Exercise requirements: Which lines of the data contain the string "more"? Copy every one of them.

The records:
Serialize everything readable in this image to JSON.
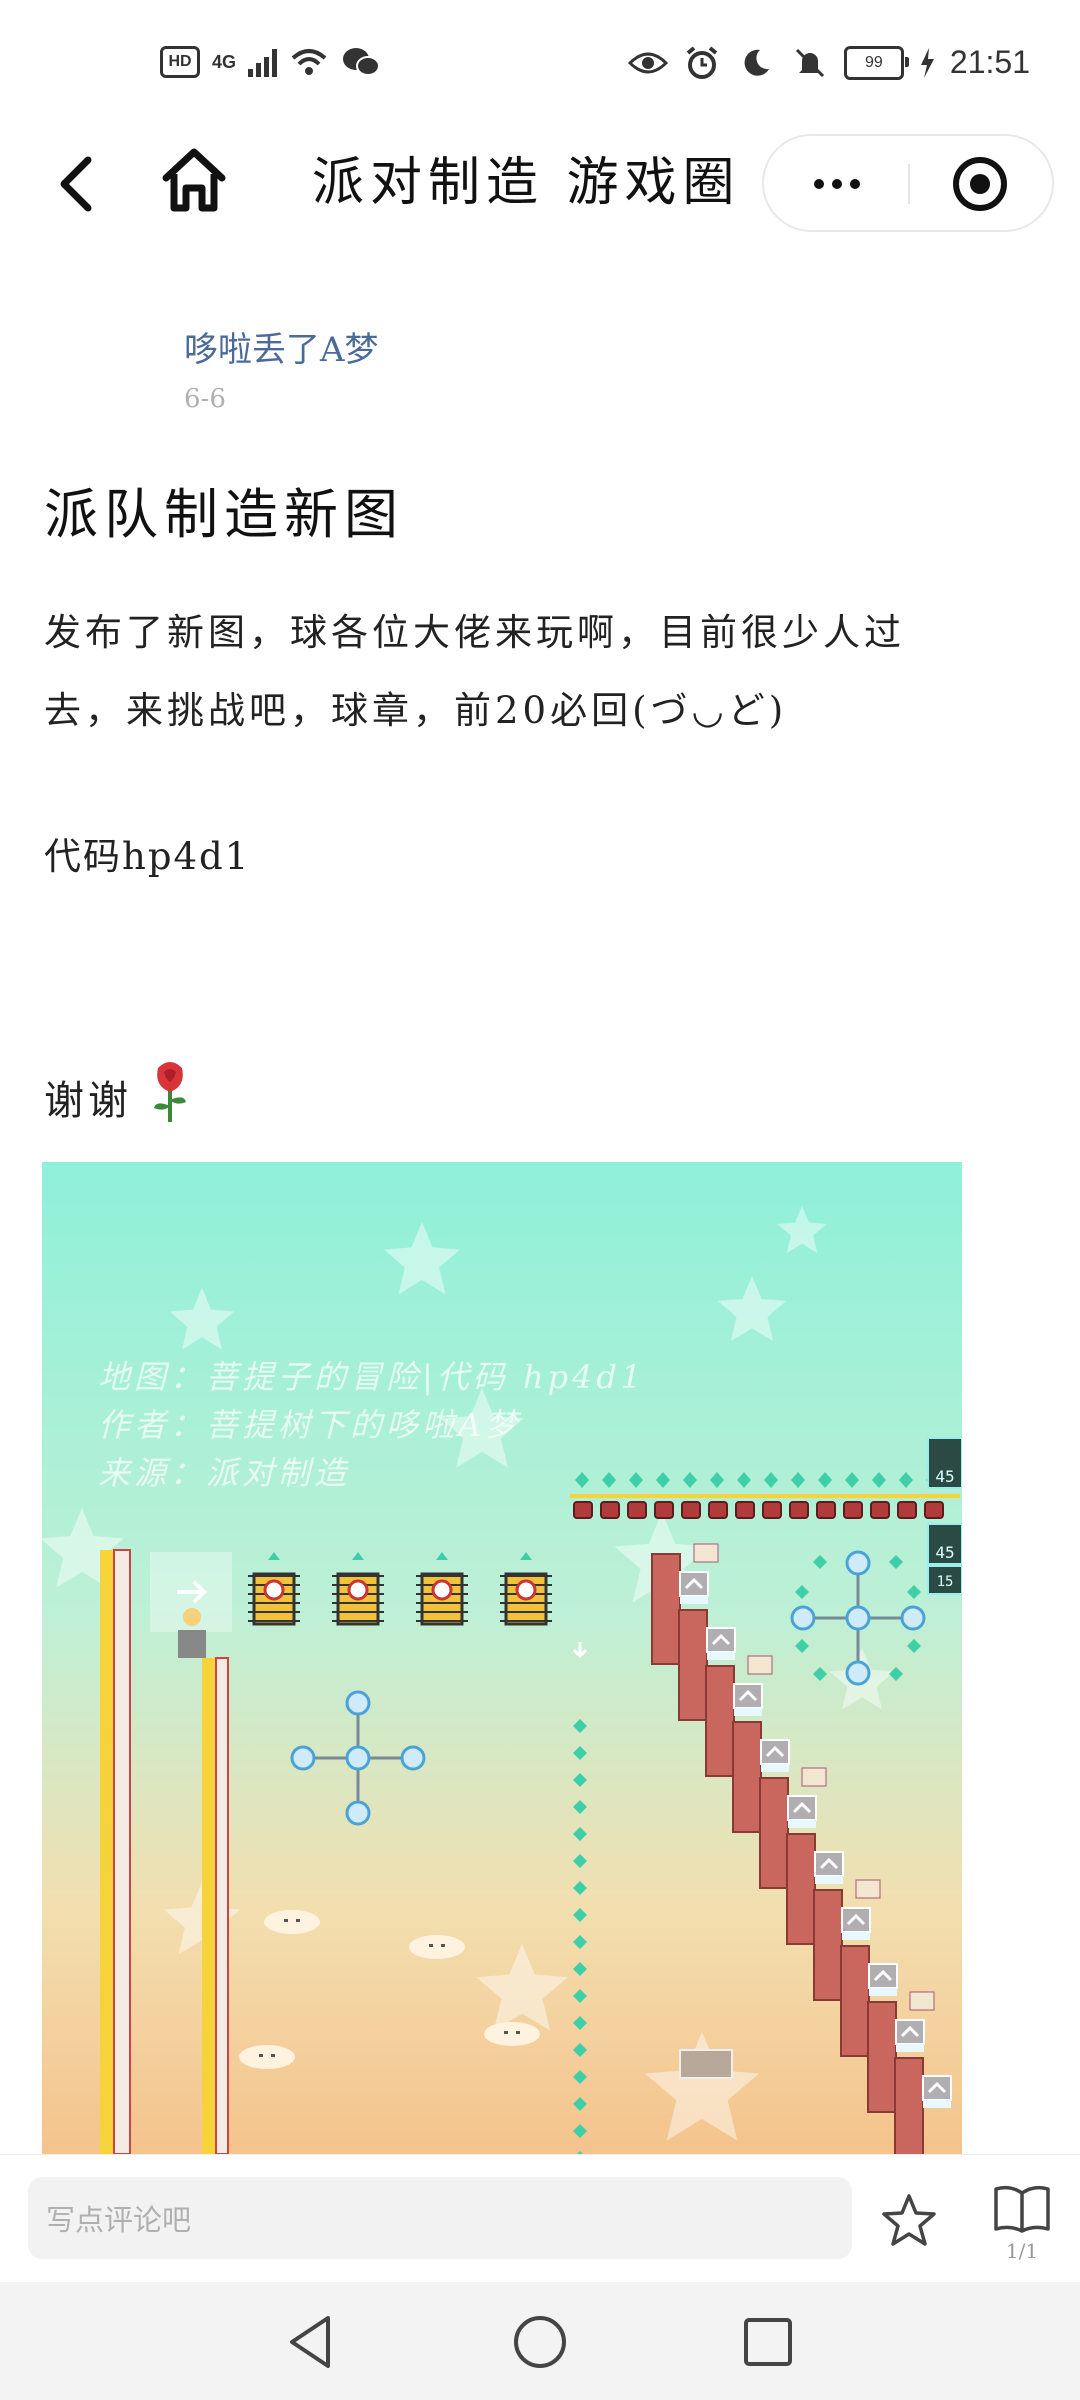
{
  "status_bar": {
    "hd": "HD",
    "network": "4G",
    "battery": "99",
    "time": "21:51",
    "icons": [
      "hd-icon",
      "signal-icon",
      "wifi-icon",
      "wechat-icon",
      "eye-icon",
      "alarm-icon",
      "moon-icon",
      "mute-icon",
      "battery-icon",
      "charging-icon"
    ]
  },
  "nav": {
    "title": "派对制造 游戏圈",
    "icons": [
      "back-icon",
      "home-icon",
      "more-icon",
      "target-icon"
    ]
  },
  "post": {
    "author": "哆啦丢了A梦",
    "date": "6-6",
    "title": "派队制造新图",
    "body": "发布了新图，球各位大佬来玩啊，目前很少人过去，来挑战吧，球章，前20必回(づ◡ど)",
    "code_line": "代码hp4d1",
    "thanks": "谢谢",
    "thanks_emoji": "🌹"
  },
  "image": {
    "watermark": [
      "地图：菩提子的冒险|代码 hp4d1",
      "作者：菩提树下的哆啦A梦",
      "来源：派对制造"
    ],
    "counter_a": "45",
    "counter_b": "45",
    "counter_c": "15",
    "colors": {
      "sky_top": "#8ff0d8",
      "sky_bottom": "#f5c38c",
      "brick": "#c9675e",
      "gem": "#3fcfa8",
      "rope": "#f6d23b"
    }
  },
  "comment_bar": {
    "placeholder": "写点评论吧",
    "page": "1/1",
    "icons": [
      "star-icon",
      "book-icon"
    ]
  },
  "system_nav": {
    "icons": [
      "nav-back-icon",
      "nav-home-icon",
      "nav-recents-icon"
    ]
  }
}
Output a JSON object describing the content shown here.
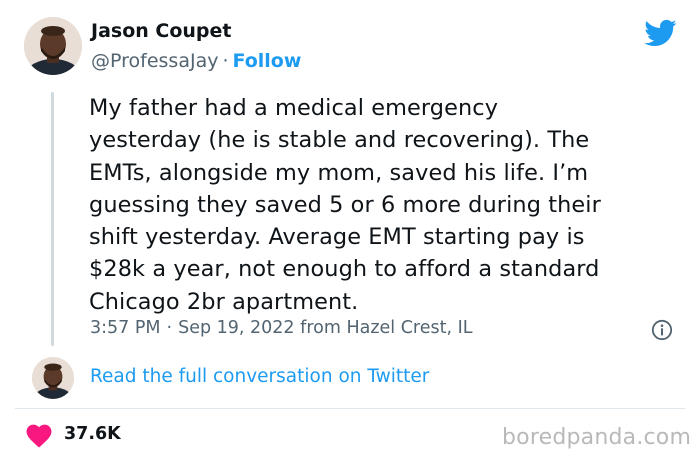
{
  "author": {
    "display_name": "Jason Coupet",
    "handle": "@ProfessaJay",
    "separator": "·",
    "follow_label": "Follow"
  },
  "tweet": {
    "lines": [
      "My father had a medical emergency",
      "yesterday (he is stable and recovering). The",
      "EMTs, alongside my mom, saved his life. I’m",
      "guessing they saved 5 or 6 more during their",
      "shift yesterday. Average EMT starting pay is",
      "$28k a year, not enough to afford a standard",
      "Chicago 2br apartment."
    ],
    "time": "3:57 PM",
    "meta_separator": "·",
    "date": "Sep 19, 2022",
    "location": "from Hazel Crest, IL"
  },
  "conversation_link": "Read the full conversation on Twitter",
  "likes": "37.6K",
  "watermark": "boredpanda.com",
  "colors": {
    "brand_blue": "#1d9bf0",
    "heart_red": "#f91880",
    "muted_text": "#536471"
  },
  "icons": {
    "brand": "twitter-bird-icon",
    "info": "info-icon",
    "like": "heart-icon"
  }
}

Task answer:
      "more-icon",
      "guessing they saved 5 or 6 more during their",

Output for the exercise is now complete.